We’ve Moved!

Instructional Awesomizing now has a brand new home!  Take a look at our new digs…and don’t forget to update your RSS feeds and links accordingly!

We are now at:

www.instructionblog.com

Why I’m Here

I’m here because I love wordpress and I love blogging and I like to teach others how to do it as well.

Continue reading

Work with Files Across the Internet

Why waste the time to set this up? Why not just work with your files via FTP? Trust me, if you are a Mac user and do any work on fileservers / web hosts across the internet [such as accessing your University of Michigan IFS space] this tip can save you lots of time. And its free.

If you do any web design / development you are likely very familiar with juggling files via FTP and your editor of choice. Some editors have very nice integration with some form of file handling. I will commend Dreamweaver and Coda for this. My choice however is TextMate. TextMate has no integrated file handling. What is a guy to do.

After some digging I came across MacFUSE and Macfusion.

Macfusion is an open source Mac application that allows you to work with files on servers across the internet, as if they were sitting on your computer. – Macfusion’s web site

This means that it is now possible to mount your web hosted drive as a local disk. Continue reading

Editing with MPEG Streamclip

We’ve recently had an increase of faculty members who would like to do basic video editing on their computers.  Typically, they’ve already ripped the DVD and used MPEG Streamclip to convert it to a standard video file.  You can use the same software to trim and combine video clips into one file.  Take a look at the following video for instructions:

The Visions of Students Today – Call for Submissions

The Digital Ethnography group at Kansas State University has sent out a call for submissions for a new video project showcase how students see their world and what they learn.  The group is asking for 2 minute video submissions from students and professors that illustrate your most critical daily learning moments.

Click here to learn more.

The Digital Ethnography group is headed by Dr. Michael Wesch, who will also be the keynote speaker at this year’s Enriching Scholarship Conference here at U-M.

Twitter Assignments

We find that a lot of instructors want to incorporate new technologies into their curricula as a way to engage students with tools that they’re comfortable with and would understand but aren’t always sure how to do that, particularly for tools the instructors themselves may not use on a regular basis.  Take Twitter.  When Twitter launched, people jumped out of their chairs, pointed at it and exlaimed, “That’s it! The next big thing!”  It clearly had potential.  The only problem was…no one knew for what. That’s still a problem for many people.  “Sure,” they think, “I could use Twitter…but I don’t know what I’d use it for. Especially not in the classroom.”

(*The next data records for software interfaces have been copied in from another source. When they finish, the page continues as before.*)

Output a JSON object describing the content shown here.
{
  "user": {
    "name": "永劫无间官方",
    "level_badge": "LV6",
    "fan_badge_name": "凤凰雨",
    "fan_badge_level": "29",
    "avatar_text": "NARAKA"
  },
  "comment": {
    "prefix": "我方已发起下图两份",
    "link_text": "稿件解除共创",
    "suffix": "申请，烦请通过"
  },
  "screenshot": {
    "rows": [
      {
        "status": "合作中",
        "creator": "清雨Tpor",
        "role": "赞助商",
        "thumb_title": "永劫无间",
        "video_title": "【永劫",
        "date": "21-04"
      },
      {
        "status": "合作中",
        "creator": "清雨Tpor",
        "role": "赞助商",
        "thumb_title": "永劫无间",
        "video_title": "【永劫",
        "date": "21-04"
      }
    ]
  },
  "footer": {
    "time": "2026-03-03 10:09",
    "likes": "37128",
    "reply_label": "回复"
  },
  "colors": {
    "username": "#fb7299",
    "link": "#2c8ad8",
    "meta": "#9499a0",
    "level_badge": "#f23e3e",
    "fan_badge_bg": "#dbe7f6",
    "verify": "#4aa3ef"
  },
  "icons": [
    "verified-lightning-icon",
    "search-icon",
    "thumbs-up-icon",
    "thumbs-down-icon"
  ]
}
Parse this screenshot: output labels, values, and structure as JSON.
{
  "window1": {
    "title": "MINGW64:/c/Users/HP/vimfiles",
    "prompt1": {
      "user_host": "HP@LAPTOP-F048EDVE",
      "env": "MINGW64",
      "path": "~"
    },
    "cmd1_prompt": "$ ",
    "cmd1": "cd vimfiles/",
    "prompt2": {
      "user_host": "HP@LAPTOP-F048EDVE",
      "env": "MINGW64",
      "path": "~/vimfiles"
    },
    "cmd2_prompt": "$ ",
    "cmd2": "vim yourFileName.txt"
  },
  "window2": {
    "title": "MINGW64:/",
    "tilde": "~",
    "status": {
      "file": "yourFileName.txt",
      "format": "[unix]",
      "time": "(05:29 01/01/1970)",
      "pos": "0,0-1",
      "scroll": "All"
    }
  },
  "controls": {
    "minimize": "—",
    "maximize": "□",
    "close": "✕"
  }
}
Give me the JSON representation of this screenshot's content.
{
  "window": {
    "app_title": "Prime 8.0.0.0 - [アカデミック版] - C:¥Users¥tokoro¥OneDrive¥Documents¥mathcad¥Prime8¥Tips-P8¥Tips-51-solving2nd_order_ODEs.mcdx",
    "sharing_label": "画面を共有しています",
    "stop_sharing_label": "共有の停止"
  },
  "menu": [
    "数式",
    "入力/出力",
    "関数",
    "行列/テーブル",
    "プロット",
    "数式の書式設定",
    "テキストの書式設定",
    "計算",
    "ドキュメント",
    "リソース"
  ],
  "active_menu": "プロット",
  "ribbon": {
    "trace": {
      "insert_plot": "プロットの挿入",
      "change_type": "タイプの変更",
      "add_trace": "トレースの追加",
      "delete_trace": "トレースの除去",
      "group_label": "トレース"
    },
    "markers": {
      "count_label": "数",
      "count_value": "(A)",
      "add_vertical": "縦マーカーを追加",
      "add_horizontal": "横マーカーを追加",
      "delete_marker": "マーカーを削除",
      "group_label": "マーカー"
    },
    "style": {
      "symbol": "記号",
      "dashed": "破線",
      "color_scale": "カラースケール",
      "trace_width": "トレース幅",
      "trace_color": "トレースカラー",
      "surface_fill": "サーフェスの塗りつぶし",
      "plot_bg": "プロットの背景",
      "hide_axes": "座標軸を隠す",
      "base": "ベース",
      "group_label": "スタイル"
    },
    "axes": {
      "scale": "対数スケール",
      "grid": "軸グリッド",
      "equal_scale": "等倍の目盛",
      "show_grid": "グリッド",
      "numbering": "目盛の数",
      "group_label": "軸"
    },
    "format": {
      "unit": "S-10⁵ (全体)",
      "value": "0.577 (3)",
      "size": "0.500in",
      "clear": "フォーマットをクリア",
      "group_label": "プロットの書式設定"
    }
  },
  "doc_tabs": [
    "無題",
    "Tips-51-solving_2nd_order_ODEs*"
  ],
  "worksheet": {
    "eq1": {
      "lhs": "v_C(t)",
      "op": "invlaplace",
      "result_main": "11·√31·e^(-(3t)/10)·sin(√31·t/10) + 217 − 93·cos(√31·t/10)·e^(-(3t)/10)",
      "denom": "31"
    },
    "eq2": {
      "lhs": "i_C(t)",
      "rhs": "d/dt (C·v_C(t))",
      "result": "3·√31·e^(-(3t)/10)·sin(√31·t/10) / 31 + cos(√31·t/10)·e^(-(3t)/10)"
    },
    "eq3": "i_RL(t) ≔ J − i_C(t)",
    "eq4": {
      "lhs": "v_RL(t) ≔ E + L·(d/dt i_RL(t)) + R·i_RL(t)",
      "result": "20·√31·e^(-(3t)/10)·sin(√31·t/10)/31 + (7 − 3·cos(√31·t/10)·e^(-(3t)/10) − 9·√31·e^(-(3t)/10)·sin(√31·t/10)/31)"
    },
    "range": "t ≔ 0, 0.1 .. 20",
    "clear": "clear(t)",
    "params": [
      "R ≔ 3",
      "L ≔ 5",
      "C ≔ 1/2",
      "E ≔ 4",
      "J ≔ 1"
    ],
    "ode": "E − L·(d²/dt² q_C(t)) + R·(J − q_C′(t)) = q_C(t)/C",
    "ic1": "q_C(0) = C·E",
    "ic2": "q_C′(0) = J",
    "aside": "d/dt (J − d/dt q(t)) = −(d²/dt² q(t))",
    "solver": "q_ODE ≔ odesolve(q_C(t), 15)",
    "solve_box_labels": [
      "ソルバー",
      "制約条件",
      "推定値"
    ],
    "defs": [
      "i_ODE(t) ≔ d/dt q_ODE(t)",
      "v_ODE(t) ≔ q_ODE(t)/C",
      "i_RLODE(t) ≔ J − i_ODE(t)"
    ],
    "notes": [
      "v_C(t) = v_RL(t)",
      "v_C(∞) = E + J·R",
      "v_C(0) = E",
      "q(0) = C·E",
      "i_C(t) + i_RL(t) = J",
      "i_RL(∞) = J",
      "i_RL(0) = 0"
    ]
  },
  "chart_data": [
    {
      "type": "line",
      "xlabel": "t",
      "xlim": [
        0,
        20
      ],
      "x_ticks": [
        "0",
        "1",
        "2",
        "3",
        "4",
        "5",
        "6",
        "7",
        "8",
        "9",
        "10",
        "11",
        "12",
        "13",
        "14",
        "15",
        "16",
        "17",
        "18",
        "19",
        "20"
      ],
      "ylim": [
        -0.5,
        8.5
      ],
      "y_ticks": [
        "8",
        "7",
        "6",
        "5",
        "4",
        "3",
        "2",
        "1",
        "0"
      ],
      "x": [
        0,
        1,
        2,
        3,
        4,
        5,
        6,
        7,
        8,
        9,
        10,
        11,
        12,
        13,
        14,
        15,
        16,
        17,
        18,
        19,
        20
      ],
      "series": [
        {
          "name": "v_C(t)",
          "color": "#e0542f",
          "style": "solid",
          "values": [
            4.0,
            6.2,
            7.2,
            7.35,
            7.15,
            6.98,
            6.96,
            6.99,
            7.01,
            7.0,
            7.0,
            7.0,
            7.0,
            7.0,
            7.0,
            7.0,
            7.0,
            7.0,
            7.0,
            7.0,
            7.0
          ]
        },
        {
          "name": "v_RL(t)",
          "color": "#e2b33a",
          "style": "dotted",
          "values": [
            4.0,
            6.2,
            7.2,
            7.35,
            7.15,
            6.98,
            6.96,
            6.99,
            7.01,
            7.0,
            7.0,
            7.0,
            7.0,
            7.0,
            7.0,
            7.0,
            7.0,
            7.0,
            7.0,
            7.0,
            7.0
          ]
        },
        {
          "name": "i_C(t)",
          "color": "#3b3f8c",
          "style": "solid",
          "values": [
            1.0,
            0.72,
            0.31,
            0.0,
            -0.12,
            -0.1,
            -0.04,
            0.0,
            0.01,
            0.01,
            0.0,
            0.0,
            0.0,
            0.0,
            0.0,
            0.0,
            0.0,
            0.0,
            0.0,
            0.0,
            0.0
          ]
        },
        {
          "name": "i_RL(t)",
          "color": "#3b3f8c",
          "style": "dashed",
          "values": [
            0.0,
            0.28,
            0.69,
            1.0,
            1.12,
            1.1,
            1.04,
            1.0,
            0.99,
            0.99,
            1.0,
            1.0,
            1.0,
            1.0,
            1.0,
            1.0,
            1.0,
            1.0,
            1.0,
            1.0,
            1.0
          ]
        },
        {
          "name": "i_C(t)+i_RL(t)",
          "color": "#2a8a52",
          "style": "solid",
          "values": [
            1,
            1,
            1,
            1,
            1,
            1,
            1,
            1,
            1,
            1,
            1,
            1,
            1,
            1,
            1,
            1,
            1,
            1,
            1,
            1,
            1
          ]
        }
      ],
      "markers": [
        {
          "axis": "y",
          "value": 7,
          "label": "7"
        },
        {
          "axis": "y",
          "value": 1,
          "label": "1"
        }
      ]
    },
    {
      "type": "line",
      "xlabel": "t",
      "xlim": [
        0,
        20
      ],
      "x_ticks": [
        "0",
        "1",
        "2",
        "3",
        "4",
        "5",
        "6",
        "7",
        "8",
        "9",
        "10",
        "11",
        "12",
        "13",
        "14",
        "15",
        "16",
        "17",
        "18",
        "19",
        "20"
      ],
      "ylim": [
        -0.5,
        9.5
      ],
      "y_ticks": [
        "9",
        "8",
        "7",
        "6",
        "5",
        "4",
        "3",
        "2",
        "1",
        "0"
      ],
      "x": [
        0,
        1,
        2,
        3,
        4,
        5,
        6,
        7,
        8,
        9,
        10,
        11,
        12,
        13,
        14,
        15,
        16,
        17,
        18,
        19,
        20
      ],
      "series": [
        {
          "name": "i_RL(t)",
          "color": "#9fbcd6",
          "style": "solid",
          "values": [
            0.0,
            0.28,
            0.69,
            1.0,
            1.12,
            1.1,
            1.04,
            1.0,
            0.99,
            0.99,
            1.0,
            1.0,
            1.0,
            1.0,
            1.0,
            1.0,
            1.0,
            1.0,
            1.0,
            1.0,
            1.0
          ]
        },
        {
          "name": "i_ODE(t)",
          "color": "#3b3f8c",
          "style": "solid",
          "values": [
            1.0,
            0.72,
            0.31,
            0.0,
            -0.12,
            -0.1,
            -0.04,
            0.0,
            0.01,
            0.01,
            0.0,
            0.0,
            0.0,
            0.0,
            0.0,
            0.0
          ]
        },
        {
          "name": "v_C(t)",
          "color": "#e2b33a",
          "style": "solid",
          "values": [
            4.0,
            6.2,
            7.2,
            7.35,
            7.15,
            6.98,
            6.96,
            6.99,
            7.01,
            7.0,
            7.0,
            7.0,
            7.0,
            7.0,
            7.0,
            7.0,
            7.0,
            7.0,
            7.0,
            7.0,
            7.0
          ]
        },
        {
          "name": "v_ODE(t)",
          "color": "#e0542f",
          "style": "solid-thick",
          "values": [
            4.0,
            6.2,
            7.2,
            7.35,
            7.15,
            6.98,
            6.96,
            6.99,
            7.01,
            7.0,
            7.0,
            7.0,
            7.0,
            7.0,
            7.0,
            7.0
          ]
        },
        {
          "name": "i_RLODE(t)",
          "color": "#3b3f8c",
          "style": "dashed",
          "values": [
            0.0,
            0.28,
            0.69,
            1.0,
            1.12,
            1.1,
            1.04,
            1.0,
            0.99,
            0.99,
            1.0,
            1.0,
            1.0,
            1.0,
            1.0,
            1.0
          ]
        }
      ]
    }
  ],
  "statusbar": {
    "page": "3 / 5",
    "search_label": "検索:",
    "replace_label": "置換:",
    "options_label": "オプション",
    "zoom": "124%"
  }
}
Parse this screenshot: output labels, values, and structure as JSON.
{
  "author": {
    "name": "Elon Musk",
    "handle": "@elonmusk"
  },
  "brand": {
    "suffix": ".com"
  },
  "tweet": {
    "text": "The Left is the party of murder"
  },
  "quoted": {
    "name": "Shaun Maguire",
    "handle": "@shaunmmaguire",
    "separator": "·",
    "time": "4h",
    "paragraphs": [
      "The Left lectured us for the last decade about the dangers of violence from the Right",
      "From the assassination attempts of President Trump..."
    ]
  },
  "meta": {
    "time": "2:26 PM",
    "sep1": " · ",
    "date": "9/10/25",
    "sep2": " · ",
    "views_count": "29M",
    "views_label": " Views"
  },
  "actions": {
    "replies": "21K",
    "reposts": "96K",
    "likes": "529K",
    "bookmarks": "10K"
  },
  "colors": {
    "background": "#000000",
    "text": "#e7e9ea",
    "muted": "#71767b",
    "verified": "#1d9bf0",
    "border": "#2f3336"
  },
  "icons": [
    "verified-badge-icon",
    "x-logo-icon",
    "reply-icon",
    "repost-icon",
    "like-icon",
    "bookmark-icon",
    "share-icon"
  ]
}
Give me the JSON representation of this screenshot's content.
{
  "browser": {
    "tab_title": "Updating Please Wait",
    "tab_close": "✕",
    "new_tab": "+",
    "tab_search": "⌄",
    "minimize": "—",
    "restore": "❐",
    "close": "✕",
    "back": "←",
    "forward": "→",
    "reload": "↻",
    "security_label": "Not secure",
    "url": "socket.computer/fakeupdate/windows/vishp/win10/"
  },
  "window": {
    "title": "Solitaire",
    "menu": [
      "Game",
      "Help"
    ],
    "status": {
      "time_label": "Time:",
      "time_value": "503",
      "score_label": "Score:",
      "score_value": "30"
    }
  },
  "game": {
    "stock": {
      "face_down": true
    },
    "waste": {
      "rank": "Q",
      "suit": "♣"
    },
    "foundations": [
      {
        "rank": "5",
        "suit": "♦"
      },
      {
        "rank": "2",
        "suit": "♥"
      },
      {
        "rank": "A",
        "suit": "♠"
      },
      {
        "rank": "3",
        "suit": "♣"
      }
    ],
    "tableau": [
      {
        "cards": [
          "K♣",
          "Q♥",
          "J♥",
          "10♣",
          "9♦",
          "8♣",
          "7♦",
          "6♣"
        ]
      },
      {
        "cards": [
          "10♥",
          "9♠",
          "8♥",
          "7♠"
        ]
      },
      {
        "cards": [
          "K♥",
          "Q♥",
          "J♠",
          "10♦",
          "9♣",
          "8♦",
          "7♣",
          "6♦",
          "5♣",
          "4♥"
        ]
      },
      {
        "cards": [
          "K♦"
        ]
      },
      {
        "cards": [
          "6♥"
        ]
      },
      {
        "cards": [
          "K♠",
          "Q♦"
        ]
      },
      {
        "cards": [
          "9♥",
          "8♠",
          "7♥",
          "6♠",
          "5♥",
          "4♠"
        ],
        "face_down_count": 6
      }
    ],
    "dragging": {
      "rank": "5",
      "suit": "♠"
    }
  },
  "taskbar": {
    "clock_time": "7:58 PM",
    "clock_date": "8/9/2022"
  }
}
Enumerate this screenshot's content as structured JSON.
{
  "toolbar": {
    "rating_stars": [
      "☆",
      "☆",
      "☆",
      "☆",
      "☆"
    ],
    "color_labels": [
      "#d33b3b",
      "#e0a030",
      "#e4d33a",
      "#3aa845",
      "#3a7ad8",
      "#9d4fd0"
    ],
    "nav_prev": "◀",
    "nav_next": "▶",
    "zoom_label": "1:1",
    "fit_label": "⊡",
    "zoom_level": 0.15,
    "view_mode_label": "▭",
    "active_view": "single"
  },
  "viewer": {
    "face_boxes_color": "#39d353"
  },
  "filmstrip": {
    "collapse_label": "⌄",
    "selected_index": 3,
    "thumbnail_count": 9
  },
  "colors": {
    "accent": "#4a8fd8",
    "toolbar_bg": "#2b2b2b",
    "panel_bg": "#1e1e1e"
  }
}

And while there are reports here and there of faculty using Twitter as a way to send messages to their students, or to receive questions or feedback from their students, actually using Twitter itself as a model for a class lesson is much less common.  However, it can be done and it can be done very well.

While surfing comments on the news aggregator community Reddit, I came across a link someone posted, a screenshot of an assignment that (supposedly, anyway) their History professor had given them.  I thought it was such an interesting and fun assignment that I had to post it.  Click here to read the assignment.

What will instructors think of next?  No, really–I’d like to know!

EmbedPlus Adds Extra Video Controls to YouTube Embeds

Embedding YouTube videos is a pretty useful feature, but it only gives you basic player controls. With EmbedPlus, you can start your videos at a certain time, skip self-defined chapters, add annotations, zoom, and more to tweak the video to your liking.

If you’re sharing your own video, you probably don’t need anything extra, but when you share other people’s videos, sometimes you want to tweak the video—start it at a certain point, ignore more boring parts of the video, or just add notes to the video to get your point across. YouTube doesn’t let you do this, but free service EmbedPlus adds these and some other pretty neat features to YouTube embeds.

To embed a YouTube video with EmbedPlus, just grab the YouTube link of the original video you want to share, paste it into EmbedPlus, and tweak the size, start time, and scene markers for your video. It’ll give you a new embed code that you can paste into your blog, PowerPoint, or another social network. Hit the link to check it out.

[via lifehacker]